Environmental activist CHANDA RANA spoke to New Spotlight about her battle against Mikania Micrantha. Excerpts:
What is the state of the alien plant Mikania Micrantha?
The situation is alarming as it is gradually covering the entire national park, and surrounding areas, including the buffer zone. Most worrying thing about the plant is that it is now spreading along Mugling-Narayanghat highway.
Have you done something new about this?
I have been doing a lot of things. Just a few weeks back, I got a golden opportunity to meet NASA’s executive director in one of the international conferences in Kathmandu. I handed him my documentary. I also requested him to give his feedback about the presentation. The documentary consists of the findings of my study and field observations. Apart from this, I have tried to include the voices of the concerned stakeholders who are closely observing the adverse effects of the invasion and infestation of the wild climber.
What are your worries about the plant?
There is the need to act immediately to save the Chitwan National Park from invasion of wild weed Mikania and preserve one of the world’s unique eco-systems and natural heritage sites. If we will not take action, the wild plant Micrantha will destroy Chitwan’s unique eco-system and wildlife habitat.
How big is the threat?
The weed is now killing the habitat areas of world heritage sites. If we are unable to take certain actions, the plant will wipe out the entire national park within four or five years. My two years’ experience has taught me that the plant will destroy the forest in case no rapid action is taken against it. Along with surrounding areas of the national park, the plant is now reaching up to the Mugling highway. We need to control the plant by carrying out a survey.
What initiatives are you taking to contain the threat?
I have been taking the initiative in several ways. I have been meeting people, experts and international experts.

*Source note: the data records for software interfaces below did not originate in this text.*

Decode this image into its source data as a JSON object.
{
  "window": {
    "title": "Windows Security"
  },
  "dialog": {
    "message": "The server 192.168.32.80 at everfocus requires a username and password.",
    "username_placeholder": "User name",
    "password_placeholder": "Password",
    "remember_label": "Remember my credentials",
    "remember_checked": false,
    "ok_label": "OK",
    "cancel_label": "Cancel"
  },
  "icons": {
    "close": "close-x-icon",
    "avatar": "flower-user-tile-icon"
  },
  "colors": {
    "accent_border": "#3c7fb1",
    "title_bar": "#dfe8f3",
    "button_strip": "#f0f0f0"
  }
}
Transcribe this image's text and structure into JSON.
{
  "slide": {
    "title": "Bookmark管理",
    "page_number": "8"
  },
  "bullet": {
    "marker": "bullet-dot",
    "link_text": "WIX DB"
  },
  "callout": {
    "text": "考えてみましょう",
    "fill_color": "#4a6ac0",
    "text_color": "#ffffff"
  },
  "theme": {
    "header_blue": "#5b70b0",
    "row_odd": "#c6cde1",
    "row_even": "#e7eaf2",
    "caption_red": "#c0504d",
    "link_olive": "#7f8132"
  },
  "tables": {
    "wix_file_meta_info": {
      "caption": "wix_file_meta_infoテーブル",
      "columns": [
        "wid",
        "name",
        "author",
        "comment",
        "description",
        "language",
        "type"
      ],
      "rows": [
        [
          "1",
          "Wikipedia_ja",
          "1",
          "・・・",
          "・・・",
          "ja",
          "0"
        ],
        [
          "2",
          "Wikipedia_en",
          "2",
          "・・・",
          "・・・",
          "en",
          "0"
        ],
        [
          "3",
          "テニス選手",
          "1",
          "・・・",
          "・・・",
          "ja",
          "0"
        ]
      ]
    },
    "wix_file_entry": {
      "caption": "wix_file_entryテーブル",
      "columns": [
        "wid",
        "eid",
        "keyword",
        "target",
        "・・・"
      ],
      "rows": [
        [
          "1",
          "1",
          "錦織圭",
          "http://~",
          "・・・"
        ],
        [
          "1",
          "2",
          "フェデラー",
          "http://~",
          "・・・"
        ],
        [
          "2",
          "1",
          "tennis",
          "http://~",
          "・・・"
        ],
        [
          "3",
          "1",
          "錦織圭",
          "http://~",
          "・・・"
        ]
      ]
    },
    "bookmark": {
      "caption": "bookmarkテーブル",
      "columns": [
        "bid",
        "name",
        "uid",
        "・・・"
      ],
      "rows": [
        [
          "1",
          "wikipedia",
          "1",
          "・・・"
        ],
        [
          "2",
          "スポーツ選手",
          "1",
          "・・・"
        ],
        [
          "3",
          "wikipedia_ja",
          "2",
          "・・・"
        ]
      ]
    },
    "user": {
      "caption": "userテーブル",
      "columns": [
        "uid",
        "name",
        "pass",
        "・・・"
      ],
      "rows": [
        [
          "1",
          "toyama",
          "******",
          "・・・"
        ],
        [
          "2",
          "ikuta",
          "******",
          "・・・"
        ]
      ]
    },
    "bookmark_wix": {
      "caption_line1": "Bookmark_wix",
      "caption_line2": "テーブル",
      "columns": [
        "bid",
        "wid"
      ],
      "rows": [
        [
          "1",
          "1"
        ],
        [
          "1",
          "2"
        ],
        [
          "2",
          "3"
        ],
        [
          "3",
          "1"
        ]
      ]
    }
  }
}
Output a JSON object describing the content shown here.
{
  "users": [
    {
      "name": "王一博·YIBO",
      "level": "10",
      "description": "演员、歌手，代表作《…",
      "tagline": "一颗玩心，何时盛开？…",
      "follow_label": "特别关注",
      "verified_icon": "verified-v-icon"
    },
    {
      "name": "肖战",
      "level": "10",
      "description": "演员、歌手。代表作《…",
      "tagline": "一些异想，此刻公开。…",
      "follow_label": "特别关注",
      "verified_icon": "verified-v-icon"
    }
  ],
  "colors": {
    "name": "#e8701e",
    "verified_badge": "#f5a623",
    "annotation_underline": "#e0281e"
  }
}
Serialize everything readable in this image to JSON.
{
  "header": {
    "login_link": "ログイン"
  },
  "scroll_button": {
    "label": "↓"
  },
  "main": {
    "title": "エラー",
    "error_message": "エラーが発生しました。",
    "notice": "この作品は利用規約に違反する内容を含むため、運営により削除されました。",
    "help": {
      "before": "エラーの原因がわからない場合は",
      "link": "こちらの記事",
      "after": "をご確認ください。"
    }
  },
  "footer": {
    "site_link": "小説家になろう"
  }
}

When did you notice the threat first?
During my holiday trip to Chitwan National Park in December 2007, I noticed the infestation by the wild plant. I noticed the entire grassland, bushes, and the main habitat of one horned rhinos was covered by this wild plant.
What is your aim now?
My aim is to make this as a global issue as soon as possible. We are all aware that global warming is threatening the very existence of human civilization and forests including national parks like Chitwan which have been playing a vital role as carbon sinks and are contributing to mitigate adverse effects of global warming.
What is your strategy now?
I want to work with National Conservation Trust, Ministry of Forest and Soil Conservation and Geological Society of London from outside. I want to coordinate with other concerned organizations and I am ready to provide support as per their requirement. I cannot afford to allow the issue to die. I will hold it. My effort will be to carry it on. I stayed one month in the community. I have also presented the documentary at the Geological Society. I also handed over the documentary to WWF. I have already started to raise awareness among the international community about the threat.